#### [DATA TO EXAMINE]
#####
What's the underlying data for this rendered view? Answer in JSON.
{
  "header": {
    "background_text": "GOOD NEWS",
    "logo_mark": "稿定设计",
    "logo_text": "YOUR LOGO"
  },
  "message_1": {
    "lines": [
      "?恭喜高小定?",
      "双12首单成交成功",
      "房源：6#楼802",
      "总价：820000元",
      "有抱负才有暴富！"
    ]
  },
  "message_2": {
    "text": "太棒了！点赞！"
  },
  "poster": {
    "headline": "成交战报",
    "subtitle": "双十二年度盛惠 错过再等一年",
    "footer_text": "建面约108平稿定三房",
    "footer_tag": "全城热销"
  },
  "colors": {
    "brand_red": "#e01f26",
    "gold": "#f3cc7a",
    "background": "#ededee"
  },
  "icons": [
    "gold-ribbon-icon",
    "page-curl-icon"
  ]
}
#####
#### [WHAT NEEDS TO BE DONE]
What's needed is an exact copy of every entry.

#### [REPLY TO THE TASK]
What's the underlying data for this rendered view? Answer in JSON.
{
  "header": {
    "background_text": "GOOD NEWS",
    "logo_mark": "稿定设计",
    "logo_text": "YOUR LOGO"
  },
  "message_1": {
    "lines": [
      "?恭喜高小定?",
      "双12首单成交成功",
      "房源：6#楼802",
      "总价：820000元",
      "有抱负才有暴富！"
    ]
  },
  "message_2": {
    "text": "太棒了！点赞！"
  },
  "poster": {
    "headline": "成交战报",
    "subtitle": "双十二年度盛惠 错过再等一年",
    "footer_text": "建面约108平稿定三房",
    "footer_tag": "全城热销"
  },
  "colors": {
    "brand_red": "#e01f26",
    "gold": "#f3cc7a",
    "background": "#ededee"
  },
  "icons": [
    "gold-ribbon-icon",
    "page-curl-icon"
  ]
}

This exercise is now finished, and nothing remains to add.